Sunday, May 19, 2013

Successes and Failures this Spring in the Back40

Several apple trees in the Back40 are putting on fruit.

The pear trees are also coming along nicely.

The frost claimed two young persimmon trees. Hopefully they'll recover.

The grapevines show some damage but over all came through the frost OK.

The wild plums have a scattering of fruit on this year.
I did battle with the tent caterpillars this spring. A dose of Sevin won the day.
My Back40 grafts continue to flourish.  A Liberty apple noted for it's disease resistence.
 A Hudson's Golden Gem. A fine fresh eating fall apple.
 A Summer Rambo. As the name suggests a summer apple for eating or cooking.
So over all it's been a fairly nice spring in the Back40.

Sunday, May 12, 2013

The Grafting Bug

This apple tree grafting could get out of control.

Every morning I can't wait to check my grafts to see if any new buds are opening.  I'm already trying to decide how many rootstocks I should purchase next spring and am pouring over nursery websites that sell scionwood, looking at descriptions of apples with names like  Black Amish, Guyandotte Pippin, and Hog Sweet. Yes I can see this grafting thing spiraling out of control.

My daylily plantings are growing nicely on the breast of the vernal pond.

The mystery nest in my last posting has been solved.

As I went to open the box this is what flew out. I'll leave her alone till she hatches her eggs and then maybe try for a pic of the youngsters.

Saturday, May 4, 2013

Signs of Spring around the Homestead

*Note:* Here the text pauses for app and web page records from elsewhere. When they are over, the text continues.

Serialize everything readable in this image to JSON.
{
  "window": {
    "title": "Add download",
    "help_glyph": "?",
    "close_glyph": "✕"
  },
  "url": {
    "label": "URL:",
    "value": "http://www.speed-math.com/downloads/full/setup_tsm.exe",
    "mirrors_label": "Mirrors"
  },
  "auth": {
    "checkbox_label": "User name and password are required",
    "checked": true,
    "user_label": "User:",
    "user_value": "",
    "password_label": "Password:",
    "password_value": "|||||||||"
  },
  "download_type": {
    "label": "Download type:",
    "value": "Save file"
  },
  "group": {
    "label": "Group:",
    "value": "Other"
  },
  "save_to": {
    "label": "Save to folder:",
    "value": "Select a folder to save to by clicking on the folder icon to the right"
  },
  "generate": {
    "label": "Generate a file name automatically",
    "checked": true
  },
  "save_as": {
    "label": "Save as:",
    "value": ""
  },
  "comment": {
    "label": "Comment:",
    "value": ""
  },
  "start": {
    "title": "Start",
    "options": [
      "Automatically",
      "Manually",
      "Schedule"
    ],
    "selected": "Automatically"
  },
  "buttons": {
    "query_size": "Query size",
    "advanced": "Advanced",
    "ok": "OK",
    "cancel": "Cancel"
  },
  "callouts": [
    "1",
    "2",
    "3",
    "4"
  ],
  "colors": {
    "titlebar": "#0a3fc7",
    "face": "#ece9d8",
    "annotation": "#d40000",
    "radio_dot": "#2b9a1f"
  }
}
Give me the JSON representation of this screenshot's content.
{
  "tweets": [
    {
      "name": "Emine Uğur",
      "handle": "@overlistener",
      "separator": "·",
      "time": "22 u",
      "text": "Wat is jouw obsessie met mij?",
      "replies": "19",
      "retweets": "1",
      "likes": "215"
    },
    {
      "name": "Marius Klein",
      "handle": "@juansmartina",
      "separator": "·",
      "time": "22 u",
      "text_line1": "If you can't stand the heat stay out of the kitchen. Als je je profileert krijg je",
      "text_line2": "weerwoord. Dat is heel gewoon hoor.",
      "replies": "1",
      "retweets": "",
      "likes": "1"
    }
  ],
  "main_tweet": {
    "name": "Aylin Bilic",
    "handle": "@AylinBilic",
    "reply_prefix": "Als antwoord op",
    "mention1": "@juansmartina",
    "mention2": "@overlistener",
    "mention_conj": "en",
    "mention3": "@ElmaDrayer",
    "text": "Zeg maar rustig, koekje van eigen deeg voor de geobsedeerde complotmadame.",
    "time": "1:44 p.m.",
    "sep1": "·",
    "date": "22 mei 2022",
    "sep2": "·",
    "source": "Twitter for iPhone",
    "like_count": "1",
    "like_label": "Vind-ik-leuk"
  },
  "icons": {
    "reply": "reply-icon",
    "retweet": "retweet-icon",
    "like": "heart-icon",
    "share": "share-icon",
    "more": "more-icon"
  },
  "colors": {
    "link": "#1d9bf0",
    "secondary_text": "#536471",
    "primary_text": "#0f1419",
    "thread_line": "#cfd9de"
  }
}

The bees are busy.

The apple trees are in bloom.

The vernal pond is full of water and teeming with tadpoles.
An interesting nest has appeared in one of my bird boxes. A Chickadee or perhaps a Nuthatch??
My grafting skills seem to have improved. In future years I'll be enjoying old-fashioned apples with names like Pomme Gris, Red Limbertwig, and Newt Grindle to name a few. Let the average person eat their store bought Red Delicious & Yellow Delicious, I'll be savoring these old apples from the past.

Life is good here on the homestead.